Classification aux États-Unis702/188, 374/132
Classification internationaleG06F19/00, G06F11/00
Classification coopérativeG06F1/206
Classification européenneG06F1/20T
Événements juridiques
DateCodeÉvénementDescription
11 mars 2013FPAYFee payment
Year of fee payment: 8
28 août 2009FPAYFee payment
Year of fee payment: 4
27 janv. 2004ASAssignment
Owner name: HEWLETT-PACKARD DEVELOPMENT COMPANY, L.P., TEXAS
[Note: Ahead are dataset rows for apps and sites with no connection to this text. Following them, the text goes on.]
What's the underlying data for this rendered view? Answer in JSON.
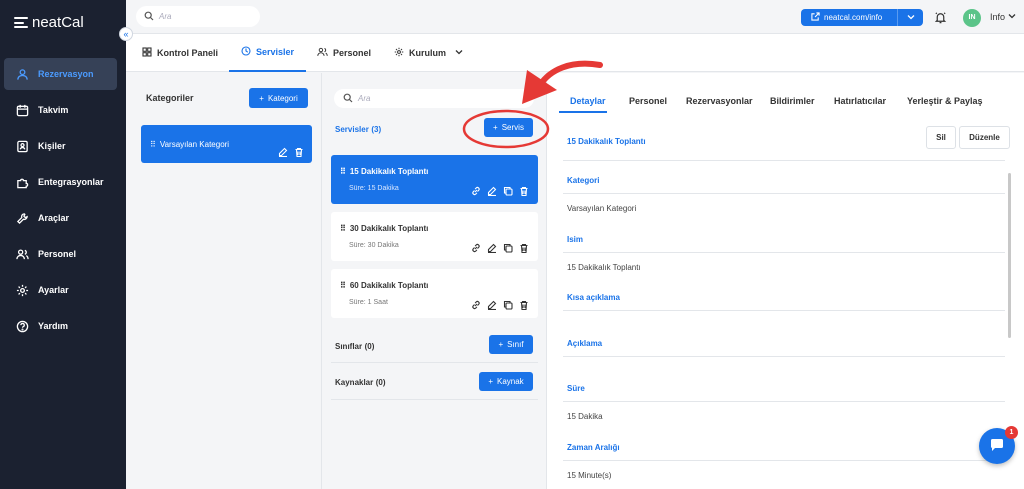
{
  "app": {
    "logo": "neatCal"
  },
  "sidebar": {
    "items": [
      {
        "label": "Rezervasyon",
        "icon": "user-icon",
        "active": true
      },
      {
        "label": "Takvim",
        "icon": "calendar-icon"
      },
      {
        "label": "Kişiler",
        "icon": "contacts-icon"
      },
      {
        "label": "Entegrasyonlar",
        "icon": "puzzle-icon"
      },
      {
        "label": "Araçlar",
        "icon": "tools-icon"
      },
      {
        "label": "Personel",
        "icon": "users-icon"
      },
      {
        "label": "Ayarlar",
        "icon": "gear-icon"
      },
      {
        "label": "Yardım",
        "icon": "help-icon"
      }
    ]
  },
  "topbar": {
    "search_placeholder": "Ara",
    "link_label": "neatcal.com/info",
    "avatar_initials": "IN",
    "user_name": "Info"
  },
  "module_tabs": [
    {
      "label": "Kontrol Paneli",
      "icon": "grid-icon"
    },
    {
      "label": "Servisler",
      "icon": "clock-icon",
      "active": true
    },
    {
      "label": "Personel",
      "icon": "users-icon"
    },
    {
      "label": "Kurulum",
      "icon": "gear-icon"
    }
  ],
  "categories": {
    "title": "Kategoriler",
    "add_label": "Kategori",
    "items": [
      {
        "name": "Varsayılan Kategori"
      }
    ]
  },
  "services": {
    "search_placeholder": "Ara",
    "title": "Servisler",
    "count": "(3)",
    "add_label": "Servis",
    "items": [
      {
        "name": "15 Dakikalık Toplantı",
        "duration": "Süre: 15 Dakika"
      },
      {
        "name": "30 Dakikalık Toplantı",
        "duration": "Süre: 30 Dakika"
      },
      {
        "name": "60 Dakikalık Toplantı",
        "duration": "Süre: 1 Saat"
      }
    ],
    "classes_title": "Sınıflar",
    "classes_count": "(0)",
    "classes_add": "Sınıf",
    "resources_title": "Kaynaklar",
    "resources_count": "(0)",
    "resources_add": "Kaynak"
  },
  "details": {
    "tabs": [
      "Detaylar",
      "Personel",
      "Rezervasyonlar",
      "Bildirimler",
      "Hatırlatıcılar",
      "Yerleştir & Paylaş"
    ],
    "title": "15 Dakikalık Toplantı",
    "delete_label": "Sil",
    "edit_label": "Düzenle",
    "fields": {
      "category_label": "Kategori",
      "category_value": "Varsayılan Kategori",
      "name_label": "Isim",
      "name_value": "15 Dakikalık Toplantı",
      "short_desc_label": "Kısa açıklama",
      "desc_label": "Açıklama",
      "duration_label": "Süre",
      "duration_value": "15 Dakika",
      "interval_label": "Zaman Aralığı",
      "interval_value": "15 Minute(s)"
    }
  },
  "chat": {
    "badge": "1"
  },
  "colors": {
    "accent": "#1a73e8",
    "sidebar": "#1b2130",
    "annotation": "#e53935"
  }
}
Free format text: ASSIGNMENT OF ASSIGNORS INTEREST;ASSIGNOR:MOORE, DAVID ALLEN;REEL/FRAME:014945/0285
Effective date: 20040109